Crowdfunding: A Revolutionary Approach to Business Investments
In general, stock investments have been the traditional form of outside investment available to companies. However, this framework has been an option for publicly-traded companies, which are often relatively large organizations. Now, with the introduction of crowdfunding in recent years, startups can take advantage of the benefits of outside investors to launch products and services. Are you a startup business looking for financial support to launch a new product or service? Are you an investor looking to take part in the latest entrepreneurial ventures? Or, are you a consumer looking to a make charitable contribution to a new business? If you answered "yes" to any of these questions, then changes and developments in crowdfunding may affect you. Please contact us to speak with an attorney who can discuss the applicable rules and guidelines.
Crowdfunding is similar to stock investments in that outside investors provide financial contributions to businesses, which in turn help the businesses prosper.
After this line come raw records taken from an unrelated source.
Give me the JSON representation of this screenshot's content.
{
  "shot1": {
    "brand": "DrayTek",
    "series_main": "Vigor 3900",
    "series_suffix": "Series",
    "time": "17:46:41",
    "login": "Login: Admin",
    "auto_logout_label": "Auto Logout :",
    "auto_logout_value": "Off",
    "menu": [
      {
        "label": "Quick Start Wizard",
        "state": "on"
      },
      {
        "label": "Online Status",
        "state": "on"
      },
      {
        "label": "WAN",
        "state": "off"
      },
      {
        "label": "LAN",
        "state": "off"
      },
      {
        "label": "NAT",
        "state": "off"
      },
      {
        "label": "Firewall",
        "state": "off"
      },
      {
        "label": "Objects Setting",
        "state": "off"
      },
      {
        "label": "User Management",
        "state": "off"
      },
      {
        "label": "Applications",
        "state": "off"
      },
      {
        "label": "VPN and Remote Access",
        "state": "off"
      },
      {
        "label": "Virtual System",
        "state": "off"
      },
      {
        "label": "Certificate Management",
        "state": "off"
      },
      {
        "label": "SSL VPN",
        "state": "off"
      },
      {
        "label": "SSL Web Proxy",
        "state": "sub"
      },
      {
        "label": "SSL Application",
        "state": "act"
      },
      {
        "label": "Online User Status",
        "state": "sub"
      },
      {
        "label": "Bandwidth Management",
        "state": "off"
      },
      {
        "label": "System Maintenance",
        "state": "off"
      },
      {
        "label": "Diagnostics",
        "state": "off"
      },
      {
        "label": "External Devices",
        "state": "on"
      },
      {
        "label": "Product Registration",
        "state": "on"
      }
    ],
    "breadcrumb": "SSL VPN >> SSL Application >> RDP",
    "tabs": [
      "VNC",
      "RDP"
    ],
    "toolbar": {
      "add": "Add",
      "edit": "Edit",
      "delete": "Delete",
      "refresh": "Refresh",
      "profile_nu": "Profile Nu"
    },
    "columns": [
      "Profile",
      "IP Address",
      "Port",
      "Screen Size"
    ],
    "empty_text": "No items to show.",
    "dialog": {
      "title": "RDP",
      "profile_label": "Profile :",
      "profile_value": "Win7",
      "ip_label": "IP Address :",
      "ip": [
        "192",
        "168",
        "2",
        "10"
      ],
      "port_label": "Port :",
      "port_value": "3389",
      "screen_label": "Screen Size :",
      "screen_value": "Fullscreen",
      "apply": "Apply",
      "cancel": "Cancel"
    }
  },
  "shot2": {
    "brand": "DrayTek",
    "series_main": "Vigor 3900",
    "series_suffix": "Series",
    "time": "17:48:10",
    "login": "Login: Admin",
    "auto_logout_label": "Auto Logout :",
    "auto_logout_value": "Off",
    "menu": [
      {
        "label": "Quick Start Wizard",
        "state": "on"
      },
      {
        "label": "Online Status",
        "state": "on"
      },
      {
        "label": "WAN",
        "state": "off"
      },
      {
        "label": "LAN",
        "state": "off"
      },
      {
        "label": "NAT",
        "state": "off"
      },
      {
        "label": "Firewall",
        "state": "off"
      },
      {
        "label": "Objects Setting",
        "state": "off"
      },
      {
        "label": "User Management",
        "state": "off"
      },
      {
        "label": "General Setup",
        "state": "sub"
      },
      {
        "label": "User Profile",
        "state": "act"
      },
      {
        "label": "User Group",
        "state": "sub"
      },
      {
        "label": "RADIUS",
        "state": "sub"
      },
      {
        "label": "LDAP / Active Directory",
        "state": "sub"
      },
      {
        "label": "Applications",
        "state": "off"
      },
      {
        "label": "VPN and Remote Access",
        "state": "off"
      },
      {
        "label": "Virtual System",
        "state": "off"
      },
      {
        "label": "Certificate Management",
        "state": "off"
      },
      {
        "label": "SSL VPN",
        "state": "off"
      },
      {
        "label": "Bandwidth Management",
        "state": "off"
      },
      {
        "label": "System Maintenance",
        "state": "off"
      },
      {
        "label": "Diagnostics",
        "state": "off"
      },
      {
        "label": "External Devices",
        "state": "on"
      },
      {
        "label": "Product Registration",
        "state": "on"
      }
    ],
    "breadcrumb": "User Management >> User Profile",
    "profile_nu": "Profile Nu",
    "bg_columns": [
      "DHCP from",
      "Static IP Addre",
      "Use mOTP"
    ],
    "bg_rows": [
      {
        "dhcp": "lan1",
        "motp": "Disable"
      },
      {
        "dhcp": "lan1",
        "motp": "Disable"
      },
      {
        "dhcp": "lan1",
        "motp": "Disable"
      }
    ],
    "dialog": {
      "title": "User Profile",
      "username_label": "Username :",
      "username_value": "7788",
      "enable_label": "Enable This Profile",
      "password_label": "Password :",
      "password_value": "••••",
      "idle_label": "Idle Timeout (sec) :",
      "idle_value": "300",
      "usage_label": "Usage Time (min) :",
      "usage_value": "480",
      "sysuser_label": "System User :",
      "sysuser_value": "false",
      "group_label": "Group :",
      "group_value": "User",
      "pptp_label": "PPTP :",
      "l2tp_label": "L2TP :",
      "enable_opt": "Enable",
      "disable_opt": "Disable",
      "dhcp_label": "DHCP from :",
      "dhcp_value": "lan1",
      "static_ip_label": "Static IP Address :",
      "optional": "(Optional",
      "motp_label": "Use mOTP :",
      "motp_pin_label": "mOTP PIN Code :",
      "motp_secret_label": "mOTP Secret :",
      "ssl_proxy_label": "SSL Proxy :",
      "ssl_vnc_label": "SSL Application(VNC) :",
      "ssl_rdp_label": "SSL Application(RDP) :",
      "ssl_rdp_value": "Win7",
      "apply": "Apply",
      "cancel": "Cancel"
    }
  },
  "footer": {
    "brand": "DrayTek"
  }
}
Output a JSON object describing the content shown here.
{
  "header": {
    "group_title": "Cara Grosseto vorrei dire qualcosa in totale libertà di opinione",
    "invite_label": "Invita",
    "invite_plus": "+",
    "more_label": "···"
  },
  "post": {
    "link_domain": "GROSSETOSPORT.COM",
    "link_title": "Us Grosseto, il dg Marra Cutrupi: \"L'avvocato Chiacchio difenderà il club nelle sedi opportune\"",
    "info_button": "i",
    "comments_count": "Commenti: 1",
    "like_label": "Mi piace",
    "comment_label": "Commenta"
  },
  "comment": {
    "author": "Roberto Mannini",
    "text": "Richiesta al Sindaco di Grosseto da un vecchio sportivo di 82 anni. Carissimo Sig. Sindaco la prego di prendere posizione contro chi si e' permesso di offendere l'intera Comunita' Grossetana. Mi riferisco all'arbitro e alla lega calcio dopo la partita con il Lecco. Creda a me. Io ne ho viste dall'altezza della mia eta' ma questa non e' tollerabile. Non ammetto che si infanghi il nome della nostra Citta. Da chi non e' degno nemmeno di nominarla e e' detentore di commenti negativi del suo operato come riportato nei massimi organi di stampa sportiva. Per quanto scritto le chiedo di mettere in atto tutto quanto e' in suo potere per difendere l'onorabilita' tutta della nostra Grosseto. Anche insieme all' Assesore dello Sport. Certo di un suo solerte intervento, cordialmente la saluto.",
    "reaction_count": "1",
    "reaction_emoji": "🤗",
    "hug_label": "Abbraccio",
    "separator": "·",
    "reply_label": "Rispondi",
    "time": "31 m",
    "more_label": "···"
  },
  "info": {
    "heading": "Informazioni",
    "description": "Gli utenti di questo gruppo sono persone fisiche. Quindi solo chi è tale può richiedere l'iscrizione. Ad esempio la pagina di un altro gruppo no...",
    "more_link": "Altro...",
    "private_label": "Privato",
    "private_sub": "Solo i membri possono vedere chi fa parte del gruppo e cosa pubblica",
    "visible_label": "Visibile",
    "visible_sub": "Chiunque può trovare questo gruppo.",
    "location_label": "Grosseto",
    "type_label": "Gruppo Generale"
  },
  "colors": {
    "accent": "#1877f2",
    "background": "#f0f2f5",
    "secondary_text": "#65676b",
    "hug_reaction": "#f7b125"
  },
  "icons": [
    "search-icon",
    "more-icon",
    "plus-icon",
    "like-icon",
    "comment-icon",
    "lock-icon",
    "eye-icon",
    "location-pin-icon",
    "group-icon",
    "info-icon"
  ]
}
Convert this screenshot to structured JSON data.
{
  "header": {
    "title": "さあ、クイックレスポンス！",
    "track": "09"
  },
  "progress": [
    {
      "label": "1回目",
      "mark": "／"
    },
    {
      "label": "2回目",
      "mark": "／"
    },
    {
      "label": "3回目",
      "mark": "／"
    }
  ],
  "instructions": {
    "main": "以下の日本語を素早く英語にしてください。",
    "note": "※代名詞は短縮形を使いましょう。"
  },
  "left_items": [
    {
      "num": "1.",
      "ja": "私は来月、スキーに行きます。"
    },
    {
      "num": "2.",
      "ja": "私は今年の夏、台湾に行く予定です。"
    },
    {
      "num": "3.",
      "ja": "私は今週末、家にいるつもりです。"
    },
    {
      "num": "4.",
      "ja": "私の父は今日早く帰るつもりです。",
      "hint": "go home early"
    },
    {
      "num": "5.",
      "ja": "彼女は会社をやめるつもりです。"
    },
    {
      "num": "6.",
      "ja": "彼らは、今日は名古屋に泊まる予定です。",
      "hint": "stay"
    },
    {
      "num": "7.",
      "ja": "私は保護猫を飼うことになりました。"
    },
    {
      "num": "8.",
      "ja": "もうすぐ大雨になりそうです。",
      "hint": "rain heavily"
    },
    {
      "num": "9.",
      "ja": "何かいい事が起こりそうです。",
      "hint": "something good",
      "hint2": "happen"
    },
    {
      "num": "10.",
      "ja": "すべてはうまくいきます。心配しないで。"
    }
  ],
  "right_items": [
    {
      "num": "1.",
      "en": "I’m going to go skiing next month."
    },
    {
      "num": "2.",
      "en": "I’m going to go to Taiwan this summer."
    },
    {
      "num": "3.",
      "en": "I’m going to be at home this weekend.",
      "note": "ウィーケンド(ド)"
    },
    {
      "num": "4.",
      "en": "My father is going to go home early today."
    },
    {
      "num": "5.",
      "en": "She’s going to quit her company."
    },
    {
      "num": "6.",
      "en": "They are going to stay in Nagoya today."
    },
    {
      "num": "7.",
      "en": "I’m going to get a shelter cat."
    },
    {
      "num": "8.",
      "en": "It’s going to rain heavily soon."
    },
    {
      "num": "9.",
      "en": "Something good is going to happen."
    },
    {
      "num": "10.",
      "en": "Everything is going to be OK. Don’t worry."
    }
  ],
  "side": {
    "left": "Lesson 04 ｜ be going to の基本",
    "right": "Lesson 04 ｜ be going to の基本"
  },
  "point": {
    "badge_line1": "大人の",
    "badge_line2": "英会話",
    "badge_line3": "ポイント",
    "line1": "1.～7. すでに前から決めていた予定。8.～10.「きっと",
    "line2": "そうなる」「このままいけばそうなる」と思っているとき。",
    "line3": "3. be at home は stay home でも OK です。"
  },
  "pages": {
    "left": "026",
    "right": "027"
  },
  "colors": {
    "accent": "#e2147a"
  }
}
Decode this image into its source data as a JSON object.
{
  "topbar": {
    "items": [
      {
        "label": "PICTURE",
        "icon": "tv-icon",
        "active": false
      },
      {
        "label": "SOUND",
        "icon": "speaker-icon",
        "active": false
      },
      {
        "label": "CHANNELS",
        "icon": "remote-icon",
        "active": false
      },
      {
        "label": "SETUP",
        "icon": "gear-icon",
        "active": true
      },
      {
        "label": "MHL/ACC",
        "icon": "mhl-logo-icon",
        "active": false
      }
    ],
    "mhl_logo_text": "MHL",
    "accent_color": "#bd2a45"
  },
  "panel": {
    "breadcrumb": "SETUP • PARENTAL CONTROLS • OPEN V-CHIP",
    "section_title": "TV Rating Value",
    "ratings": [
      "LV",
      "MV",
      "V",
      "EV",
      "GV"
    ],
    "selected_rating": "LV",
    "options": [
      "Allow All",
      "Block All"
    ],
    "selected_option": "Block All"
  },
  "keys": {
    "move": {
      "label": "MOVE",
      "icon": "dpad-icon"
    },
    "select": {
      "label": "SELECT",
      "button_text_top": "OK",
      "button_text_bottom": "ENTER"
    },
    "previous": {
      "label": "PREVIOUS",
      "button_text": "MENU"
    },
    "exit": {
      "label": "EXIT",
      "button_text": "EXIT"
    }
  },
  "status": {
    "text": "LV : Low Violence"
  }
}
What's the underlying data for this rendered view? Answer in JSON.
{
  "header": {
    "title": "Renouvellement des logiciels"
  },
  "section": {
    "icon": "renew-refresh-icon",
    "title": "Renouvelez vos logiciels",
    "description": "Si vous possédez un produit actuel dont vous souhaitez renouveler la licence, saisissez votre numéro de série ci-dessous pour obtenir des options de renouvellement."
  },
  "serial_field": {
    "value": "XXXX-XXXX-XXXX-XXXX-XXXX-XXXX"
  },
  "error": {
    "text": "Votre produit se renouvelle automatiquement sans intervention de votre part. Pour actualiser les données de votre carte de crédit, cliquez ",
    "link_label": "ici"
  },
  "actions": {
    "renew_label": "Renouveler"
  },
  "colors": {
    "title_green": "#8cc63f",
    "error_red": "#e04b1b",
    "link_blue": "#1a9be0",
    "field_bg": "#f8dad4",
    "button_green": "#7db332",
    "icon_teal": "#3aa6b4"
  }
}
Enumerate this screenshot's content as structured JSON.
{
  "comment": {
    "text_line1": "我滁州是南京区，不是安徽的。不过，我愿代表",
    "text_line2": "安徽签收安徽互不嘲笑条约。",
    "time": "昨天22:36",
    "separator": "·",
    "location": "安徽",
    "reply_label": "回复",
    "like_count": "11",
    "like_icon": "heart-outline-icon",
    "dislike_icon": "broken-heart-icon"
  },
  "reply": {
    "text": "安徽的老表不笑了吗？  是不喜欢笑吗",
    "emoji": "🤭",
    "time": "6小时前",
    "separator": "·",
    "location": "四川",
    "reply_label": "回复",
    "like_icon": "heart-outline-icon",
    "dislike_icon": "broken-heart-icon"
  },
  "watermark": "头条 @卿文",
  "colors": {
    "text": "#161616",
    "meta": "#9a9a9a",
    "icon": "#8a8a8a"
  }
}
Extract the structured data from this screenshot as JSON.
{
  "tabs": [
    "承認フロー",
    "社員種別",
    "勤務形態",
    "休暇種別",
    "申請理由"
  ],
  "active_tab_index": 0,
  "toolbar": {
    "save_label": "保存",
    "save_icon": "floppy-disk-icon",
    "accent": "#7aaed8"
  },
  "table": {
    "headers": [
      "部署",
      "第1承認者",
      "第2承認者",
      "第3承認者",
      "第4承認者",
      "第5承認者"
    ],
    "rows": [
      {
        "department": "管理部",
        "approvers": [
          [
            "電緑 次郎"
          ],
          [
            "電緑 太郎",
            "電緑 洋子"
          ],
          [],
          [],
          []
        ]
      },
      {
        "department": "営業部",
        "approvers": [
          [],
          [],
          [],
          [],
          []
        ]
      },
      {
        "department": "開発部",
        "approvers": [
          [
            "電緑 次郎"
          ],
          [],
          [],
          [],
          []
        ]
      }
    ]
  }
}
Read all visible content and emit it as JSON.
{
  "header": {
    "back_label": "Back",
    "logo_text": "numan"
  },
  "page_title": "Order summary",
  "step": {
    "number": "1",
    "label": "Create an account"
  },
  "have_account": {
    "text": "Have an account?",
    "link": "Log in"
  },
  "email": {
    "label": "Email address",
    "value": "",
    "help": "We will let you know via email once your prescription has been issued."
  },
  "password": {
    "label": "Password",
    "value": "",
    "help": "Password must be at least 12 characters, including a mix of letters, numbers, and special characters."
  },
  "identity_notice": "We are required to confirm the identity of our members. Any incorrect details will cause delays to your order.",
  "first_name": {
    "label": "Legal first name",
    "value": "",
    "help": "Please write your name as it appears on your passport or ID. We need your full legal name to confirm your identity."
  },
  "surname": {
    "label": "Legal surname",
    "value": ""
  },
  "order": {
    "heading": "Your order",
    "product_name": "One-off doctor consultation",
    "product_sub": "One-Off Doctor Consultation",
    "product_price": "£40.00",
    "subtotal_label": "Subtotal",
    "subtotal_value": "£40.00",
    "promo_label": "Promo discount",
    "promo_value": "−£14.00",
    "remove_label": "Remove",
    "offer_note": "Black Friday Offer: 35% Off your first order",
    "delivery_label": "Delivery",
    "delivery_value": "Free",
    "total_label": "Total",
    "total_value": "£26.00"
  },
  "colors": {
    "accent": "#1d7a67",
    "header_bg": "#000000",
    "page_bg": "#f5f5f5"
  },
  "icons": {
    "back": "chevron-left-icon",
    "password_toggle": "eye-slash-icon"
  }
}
The Securities and Exchange Commission ("SEC") typically regulates such financial transactions. However, the regulations that govern crowdfunding differ from traditional investment regulations. For instance, Regulation D and the Jumpstart Our Business Startups ("JOBS") Act, regulate crowdfunding. Regulation D allows companies that participate in crowdfunding to avoid costly registration fees associated with the SEC. The JOBS Act, which came into effect in April 5, 2012, legalized the Equity Model of crowdfunding.
There are four types of crowdfunding models. The Equity Model is similar to the process of purchasing stock in a company. The other three models are the Donation Model, Reward Model, and Pre-Purchase Model. Under the Donation Model, investors donate money to charities or startup businesses without an expectation of repayment. The Reward Model allows investors to support an organization, or a cause, in return for some recognition, such as memorabilia or public recognition. Finally, under the Pre-Purchase Model, contributors invest in a startup company with an expectation that they will receive its products or services only if the business launches successfully. In the event that the company is unable to raise the necessary funds, the contributor will not receive anything and will likely sacrifice the investment in the project. However, there are some protection measures. For example, individuals who earn less than a hundred thousand dollars a year can invest only up to five thousand dollars a year. In addition, those who make more face a cap equal to ten percent of their annual earnings. Finally, a business can raise no more than a million dollars in any given year, and is required to share financial information with its investors.
At the Law Offices of Salar Atrizadeh, we guide clients in legal matters involving startup businesses by using extensive knowledge and skills to create innovative solutions. You may contact us to set up a free and confidential consultation.